KHOURI: Because there's still a small group of lunatic fringe terrorists who are out there, and some of them will now come back and say, look, we told you so. They'd say look at Bahrain and look at Syria. They say, you know, trying to make a democratic uprising isn't going to achieve anything. They're going to say, look at Egypt. The unemployment rate is higher than it was a year and a half ago. There's more poor people today than there were two years ago.

So some of these people will actually try to use the Arab uprisings as a way to convince others that the bin Laden way is right. The reality is that the overwhelming majority of people in the Arab world reject that.

MARTIN: And, before we let you go, you know, you're saying that there's a view among al-Qaida sympathizers that only kind of total war against the West is the way to address this issue. You know, there's a similar view in the West - particularly, I think, in the United States - that suggests that the reason that al-Qaida has not yet been stamped out is that, despite the fact that there's been a decade of war, you know, in the region, starting in Afghanistan that there has not yet been a total commitment to wiping out al-Qaida.

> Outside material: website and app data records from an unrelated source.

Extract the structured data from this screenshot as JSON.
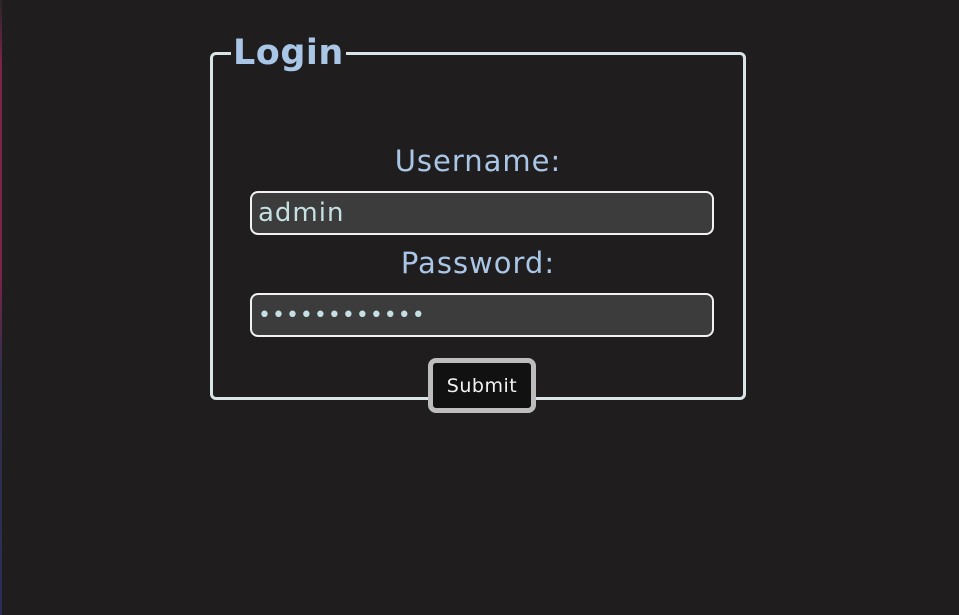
{
  "login_form": {
    "legend": "Login",
    "username_label": "Username:",
    "username_value": "admin",
    "password_label": "Password:",
    "password_value": "••••••••••••",
    "submit_label": "Submit"
  },
  "colors": {
    "background": "#1f1d1d",
    "accent_text": "#aac6e6",
    "panel_border": "#d8e4e6",
    "input_background": "#3c3c3c",
    "input_text": "#c5dfe2",
    "button_background": "#111111",
    "button_border": "#bdbdbd"
  }
}
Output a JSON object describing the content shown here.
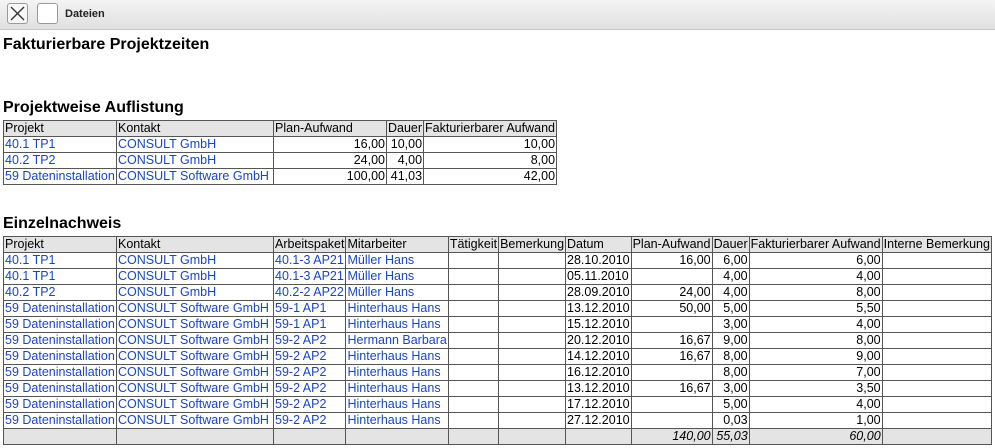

And I wonder if you've - do you find that view at all credible?

KHOURI: Well, I understand that view, and I agree that you have to have an all-out effort to use every available legitimate means - including warfare and legal action and arresting people - to catch these guys and put them on trial or put them in jail if they're found guilty, because they're criminals. They're terrorists.

But there's no way that, you know, sending a 200,000 person army from the United States to Afghanistan is going to do that. You have to keep in mind: How did bin Laden-ism start in the first place? It was the long-term presence of American military in Saudi Arabia after the first Gulf War in 1991, '92. So foreign military action against al-Qaida only brings on more and more al-Qaida sympathizers, rather than defeats it.

It's very hard to stop that kind of activity, and it cannot be stopped by foreign armies. It can only be stopped most effectively by the intelligence and police and judicial activities of the governments where those people operate.

But I think there's an understanding around the Arab world, in particular, that the overwhelming majority of people want to redress their wrongs and fix up their societies through more democratic and more accountable and participatory and pluralistic government systems, more democracy and a great deal of social equity, which - social justice is the great underlying cry at the Arab uprisings that is often not sufficiently heard in the West. The demand for social justice is as strong as the demand for ending subjugation and the corrupt and (unintelligible) regimes. So that's really the root to a more decent life, and ultimately, to end terrorism.

MARTIN: Rami Khouri is the director of the Issam Fares Institute for Public Policy and International Affairs at the American University of Beirut. He's also an internationally syndicated columnist, and he was kind enough to join us from Beirut.

Rami Khouri, thank you so much for speaking with us once again.

KHOURI: My pleasure. Thanks for having me. Transcript provided by NPR, Copyright NPR.